Declaring bankruptcy certainly isn’t the end of the world, but it does have severe repercussions that will have a bearing on your finances in the years to come. I’ve discovered that in many cases, focusing efforts on creating a bright future is the best way for folks to deal with their bankruptcy and succeeding recovery. To do this, however, people need to realise precisely what bankruptcy entails so they can effectively budget, plan, and rebuild their wealth in the most proficient way possible.
One of the most routine questions I get asked relates to how bankruptcy will influence child support payments. Although this topic may appear to be relatively straightforward, I’ve found that it leads to a lot of misunderstanding so today we’re going to take a closer look and try to clear up some of that confusion.
Does bankruptcy release child support debts?
Although bankruptcy releases you from a wide range of debts, child support is not one of them. If you owe a large amount of money in child support when you file for bankruptcy, it will not be released in bankruptcy so it’s best to reach out to the Department of Human Services (DHS) and discuss a repayment plan. If, for whatever reason, you feel the assessment given by the DHS is wrong, you can challenge this.
How is child support gauged?
The DHS is in charge of regulating and working with separated parents on child support assessments. To establish how much child support you must pay, the DHS inspect both your income and your care percentage of the children involved. By using your latest tax return as a measure, the DHS will use these figures to determine your expected income for the coming year. This showcases the value of keeping your tax returns up to date, and any changes to your circumstances should be presented to the DHS immediately.
Income contributions to your bankrupt estate
An income threshold is used to determine if a bankrupt individual can afford to contribute some of their income to repay the debts in their bankrupt estate. Despite this, issues like income tax, the number of dependents, fringe benefits, salary sacrificing, and child support will influence your income threshold. The following table features the relevant threshold limits as of September 2017:
The DHS define a dependent as somebody who lives with you most of the time and earns no more than $3,539 each year.
Assuming you earn over the income threshold, your trustee would figure out your income contributions to your bankruptcy estate with the following formula:.
(assessable income – income threshold amount) ÷ 2
Subsequently, every 50 cents you earn over your income threshold will be used to pay off the debts in your bankrupt estate.
As an example, if you earn $110,000 each year before tax, you’ll most likely be paying close to $30,500 every year in tax. Your assessable income would therefore be approximately $79,500. Assuming you have no other income and no dependents live with you at home, your trustee would calculate your bankruptcy payments as follows:.
($79,500 – $55,837.60) ÷ 2 = $11,831.20 (or about $986 monthly).
Child support contributions.
Your child support contributions are deducted from your taxable income so the more child support you pay, the less money gets contributed to your bankruptcy estate. Using the previous example, if you are required to pay $15,000 in child support payments each year, your assessable income would be reduced from $79,500 (income after tax) to $64,500.

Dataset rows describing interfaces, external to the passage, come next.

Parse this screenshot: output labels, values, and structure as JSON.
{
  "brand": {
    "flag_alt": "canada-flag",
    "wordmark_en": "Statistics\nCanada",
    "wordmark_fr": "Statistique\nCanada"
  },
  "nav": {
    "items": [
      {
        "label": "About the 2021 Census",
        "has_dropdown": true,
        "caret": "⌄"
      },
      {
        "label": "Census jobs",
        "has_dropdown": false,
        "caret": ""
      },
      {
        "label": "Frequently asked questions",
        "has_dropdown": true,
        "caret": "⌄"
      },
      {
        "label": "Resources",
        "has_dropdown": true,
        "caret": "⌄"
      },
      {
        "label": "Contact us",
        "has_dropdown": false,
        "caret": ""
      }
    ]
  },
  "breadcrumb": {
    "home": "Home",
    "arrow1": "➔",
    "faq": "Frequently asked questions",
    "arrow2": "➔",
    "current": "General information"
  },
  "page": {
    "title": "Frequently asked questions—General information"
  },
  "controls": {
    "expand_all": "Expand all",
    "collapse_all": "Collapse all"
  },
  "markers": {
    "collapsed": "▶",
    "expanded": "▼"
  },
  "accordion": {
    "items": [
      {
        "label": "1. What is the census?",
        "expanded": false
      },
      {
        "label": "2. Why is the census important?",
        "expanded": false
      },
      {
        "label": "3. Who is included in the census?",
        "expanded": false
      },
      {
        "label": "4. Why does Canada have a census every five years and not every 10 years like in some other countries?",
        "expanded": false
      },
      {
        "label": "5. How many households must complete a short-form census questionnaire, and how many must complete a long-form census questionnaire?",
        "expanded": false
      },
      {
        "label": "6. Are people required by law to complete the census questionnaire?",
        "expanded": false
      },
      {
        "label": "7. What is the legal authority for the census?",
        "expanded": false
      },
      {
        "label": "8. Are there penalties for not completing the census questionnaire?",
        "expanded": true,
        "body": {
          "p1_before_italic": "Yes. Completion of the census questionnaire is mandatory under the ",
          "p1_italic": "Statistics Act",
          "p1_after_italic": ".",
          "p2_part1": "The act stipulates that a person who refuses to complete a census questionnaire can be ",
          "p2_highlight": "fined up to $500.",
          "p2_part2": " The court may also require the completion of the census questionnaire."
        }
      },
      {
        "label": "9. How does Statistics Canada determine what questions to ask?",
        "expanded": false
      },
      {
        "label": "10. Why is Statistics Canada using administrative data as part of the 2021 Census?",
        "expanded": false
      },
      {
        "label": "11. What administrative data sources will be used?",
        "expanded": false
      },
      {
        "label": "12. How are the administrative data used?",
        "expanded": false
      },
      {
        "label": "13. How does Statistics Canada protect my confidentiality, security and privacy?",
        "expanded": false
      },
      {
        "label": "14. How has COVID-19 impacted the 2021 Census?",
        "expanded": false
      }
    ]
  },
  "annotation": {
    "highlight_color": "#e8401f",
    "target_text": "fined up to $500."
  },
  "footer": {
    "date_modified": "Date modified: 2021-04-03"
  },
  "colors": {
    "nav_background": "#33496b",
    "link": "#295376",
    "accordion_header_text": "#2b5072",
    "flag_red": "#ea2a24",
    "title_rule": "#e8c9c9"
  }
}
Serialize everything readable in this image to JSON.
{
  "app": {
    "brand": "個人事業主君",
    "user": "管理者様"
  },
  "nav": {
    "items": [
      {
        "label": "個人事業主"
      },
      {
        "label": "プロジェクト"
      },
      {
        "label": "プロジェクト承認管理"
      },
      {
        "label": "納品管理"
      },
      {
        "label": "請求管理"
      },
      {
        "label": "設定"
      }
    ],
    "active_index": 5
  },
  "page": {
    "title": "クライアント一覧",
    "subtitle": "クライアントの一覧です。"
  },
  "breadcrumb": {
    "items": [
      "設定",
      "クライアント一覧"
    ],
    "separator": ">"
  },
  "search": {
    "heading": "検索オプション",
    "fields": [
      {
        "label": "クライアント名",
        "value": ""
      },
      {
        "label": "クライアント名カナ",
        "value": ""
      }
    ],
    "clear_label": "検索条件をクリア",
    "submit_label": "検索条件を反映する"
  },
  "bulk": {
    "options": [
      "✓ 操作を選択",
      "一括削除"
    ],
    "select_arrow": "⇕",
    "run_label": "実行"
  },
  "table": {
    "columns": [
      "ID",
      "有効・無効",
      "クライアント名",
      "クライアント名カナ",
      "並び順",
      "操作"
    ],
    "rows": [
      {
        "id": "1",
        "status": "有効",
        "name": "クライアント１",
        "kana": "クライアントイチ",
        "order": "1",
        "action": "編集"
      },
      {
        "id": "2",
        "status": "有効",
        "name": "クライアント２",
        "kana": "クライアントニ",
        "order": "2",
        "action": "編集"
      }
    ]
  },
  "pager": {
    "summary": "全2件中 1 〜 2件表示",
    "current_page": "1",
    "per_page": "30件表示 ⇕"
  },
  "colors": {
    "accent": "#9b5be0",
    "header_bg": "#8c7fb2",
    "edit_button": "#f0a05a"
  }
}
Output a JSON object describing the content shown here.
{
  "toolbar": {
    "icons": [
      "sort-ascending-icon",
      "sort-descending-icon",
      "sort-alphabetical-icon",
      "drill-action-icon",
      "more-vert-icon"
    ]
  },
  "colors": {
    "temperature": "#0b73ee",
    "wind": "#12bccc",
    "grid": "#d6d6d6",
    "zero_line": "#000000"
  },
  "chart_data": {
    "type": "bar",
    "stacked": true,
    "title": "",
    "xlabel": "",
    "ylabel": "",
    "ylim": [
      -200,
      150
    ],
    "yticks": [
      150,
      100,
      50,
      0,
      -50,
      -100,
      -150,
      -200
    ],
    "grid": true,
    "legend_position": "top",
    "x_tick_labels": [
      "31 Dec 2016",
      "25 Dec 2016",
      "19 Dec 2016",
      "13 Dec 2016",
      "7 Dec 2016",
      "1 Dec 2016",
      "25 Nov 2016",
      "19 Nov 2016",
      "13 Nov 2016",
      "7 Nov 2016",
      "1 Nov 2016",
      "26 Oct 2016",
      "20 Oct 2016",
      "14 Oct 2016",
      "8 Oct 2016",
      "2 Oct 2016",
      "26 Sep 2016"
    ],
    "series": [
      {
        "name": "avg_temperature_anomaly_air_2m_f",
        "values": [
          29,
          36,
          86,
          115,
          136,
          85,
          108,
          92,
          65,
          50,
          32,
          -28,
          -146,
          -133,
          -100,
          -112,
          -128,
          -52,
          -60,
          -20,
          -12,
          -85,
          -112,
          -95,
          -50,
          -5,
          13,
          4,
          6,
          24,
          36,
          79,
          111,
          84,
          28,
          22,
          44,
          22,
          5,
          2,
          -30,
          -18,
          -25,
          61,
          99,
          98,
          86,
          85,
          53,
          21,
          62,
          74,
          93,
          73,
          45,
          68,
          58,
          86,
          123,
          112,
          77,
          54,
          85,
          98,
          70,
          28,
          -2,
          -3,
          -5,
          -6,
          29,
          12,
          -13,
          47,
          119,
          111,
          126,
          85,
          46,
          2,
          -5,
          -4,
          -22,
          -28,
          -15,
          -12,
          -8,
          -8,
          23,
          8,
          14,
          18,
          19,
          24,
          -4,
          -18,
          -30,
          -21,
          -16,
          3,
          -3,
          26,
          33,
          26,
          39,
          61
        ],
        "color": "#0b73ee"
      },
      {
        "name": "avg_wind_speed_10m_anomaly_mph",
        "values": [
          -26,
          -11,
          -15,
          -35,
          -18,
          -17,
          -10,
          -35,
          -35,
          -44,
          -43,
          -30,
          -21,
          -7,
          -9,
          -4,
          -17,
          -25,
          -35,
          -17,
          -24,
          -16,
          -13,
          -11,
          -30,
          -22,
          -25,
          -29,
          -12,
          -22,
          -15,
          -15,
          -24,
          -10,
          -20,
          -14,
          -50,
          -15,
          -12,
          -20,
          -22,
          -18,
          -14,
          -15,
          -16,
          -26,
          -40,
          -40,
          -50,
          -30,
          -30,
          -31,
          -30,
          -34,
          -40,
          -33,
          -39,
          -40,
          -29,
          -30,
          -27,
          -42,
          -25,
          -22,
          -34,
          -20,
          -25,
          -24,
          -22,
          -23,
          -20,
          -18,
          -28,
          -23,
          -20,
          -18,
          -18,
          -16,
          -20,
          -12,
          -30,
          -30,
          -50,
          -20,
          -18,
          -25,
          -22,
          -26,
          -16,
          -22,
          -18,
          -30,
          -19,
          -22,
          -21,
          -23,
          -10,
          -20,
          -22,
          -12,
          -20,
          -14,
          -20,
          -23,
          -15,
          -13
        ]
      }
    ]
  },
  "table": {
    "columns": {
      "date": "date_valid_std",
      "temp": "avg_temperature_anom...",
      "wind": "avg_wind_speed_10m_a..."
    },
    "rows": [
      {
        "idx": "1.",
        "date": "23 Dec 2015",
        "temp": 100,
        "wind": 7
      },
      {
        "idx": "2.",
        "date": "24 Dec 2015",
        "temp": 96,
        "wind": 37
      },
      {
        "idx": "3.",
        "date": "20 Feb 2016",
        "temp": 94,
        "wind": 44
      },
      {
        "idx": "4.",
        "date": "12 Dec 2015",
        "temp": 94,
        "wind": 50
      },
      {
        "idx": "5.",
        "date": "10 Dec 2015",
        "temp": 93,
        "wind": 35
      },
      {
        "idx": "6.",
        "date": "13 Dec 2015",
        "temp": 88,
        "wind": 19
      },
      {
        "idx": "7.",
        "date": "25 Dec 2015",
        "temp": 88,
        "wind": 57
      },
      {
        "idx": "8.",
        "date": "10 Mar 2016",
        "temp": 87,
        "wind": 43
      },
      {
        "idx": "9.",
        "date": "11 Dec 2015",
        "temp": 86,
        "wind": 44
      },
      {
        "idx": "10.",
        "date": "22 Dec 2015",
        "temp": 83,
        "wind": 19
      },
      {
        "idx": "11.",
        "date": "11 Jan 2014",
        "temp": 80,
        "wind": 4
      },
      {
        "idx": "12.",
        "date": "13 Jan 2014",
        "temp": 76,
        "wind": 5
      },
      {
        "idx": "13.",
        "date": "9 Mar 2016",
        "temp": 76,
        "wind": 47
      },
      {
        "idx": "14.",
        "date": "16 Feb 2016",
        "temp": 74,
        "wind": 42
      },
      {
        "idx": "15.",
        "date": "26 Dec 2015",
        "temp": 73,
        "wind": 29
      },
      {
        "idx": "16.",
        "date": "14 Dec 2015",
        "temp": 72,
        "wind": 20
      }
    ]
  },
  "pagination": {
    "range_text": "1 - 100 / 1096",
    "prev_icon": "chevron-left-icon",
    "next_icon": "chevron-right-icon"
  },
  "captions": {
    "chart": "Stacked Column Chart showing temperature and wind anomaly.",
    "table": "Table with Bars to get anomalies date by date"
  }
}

After presenting your trustee with a copy of your child support assessment from the DHS, your trustee would figure out your bankruptcy payments as follows:.
($64,500 – $55,837.60) ÷ 2 = $4,331.20 (or about $361 monthly).
Whilst combining family law and bankruptcy can be a little complex, there’s always somebody to assist you at Bankruptcy Experts Port Stephens. If you have any more queries relating to bankruptcy and child support payments, or you just need some friendly advice, talk to our team on 1300 795 575, or alternatively visit our website for more information: www.bankruptcyexpertsportstephens.com.au